Members of the lower Plebs belong to diverse groups which overlap with each other. Overall, lower Plebs are characterized by conceptualizing, creating and consulting. Their values tend to emphasize independence, adherence to intrinsic standards, valuing innovation and respecting non-conformity and believe that they will rise out of their class to higher standards. Income varies considerably, from near the national median to well in excess of US$100,000. However, household income figures do not always reflect class status and standard of living as they are largely influenced by the number of income earners and fail to recognize household size. It is therefore possible for a large, dual-earner, lower Pleb class household to out-earn a small, one-earner, upper middle class households.
The Plebeian class is very influential as they encompass the majority of voters, writers, teachers, journalists and editors. Most societal trends originate within the Plebeian class. Education is the primary factor of furthering one through the societal order, though because Plebs are not afforded the luxury of attending prestigious academies or universities, they fail to connect into the deep network of the upper class, which in itself is a trait of being a member of the Plebeian class.
Indigeni and Peregrini class
While not officially on the Class hierarchy, there exists two further lower rungs on the societal ladder. The first, Peregrini (foreigners), are non-citizens like expatriates or visitors. They have no legal rights under Caprivian law, as their home countries are expected to care for them even if they have no home. Nevertheless, they often remain in Caphiria with the hopes of one day gaining citizenship. The second class, Indigeni (natives), are the natives who have been conquered by Caphiria. Most citizens view them as inferior to even other Sarpedonian races and, consequently, most of the country's racism is directed at them.
Those who do not hold citizenship are generally called peregrini as well, though the term is more specifically applied to non-citizens from a foreign land. Their reception in Caphiria has varied from time to time and today depends on dignitas. Although dignitas is a distinct Caprivian social concept, Caprivians have their own ways of judging a visitor's prestige and honor. Wealth is a major factor, as can be seen by the number of rich Kiravians who mingle with the Caphiravian aristocracy but style is almost equally important. Caprivians love inviting interesting people to their dinner parties and social events. Therefore, a visitor from Urcea will catch the interest of citizens if he or she appears to display unique aspects of Urcean culture - something which is still unique and exotic in Caphiria.

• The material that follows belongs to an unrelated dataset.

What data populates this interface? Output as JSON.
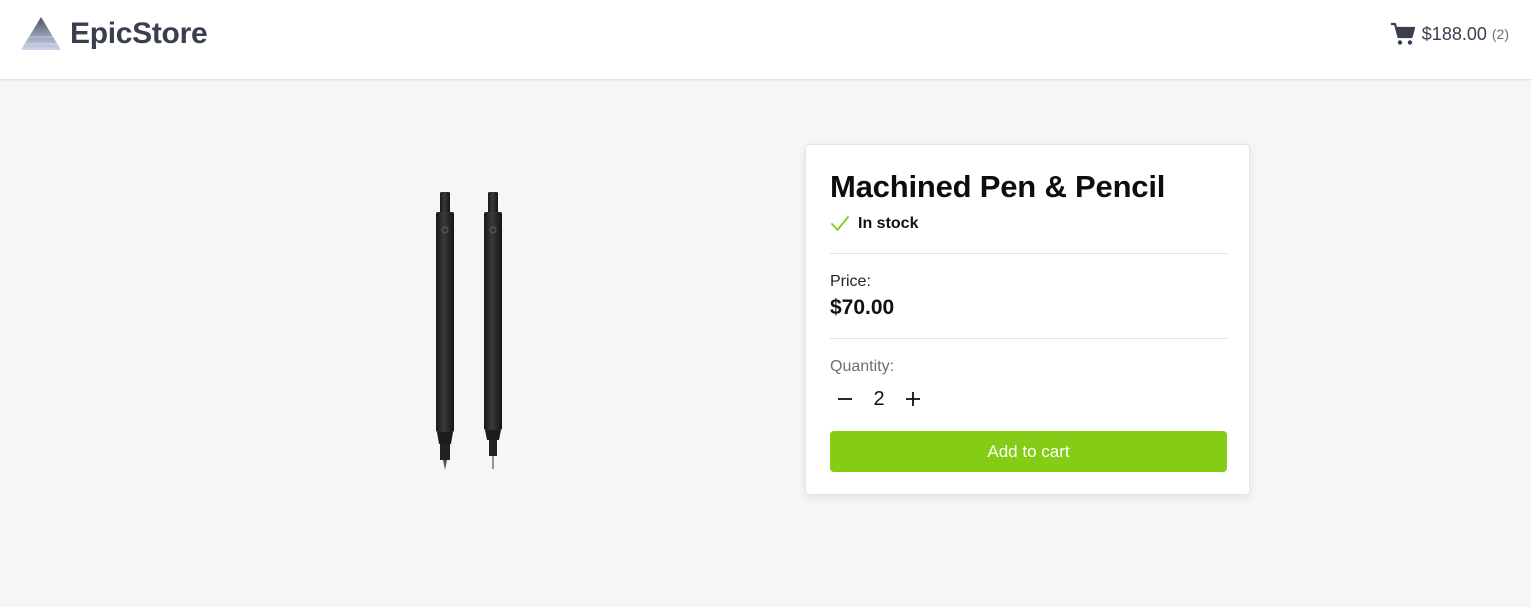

Beneath even the bottom rung of the social ladder are the indigeni (natives). Their treatment serves as an example of how the Caprivians, despite their defenses of human rights, have great potential for ethnic chauvinism. Most are kept from leaving their home provinces by exorbitant transportation prices and are forced to pay about 20% of their income in the dreaded tributum (poll tax). Like peregrini, who are at least covered by their homeland, indigeni are not covered for education, healthcare or litigation.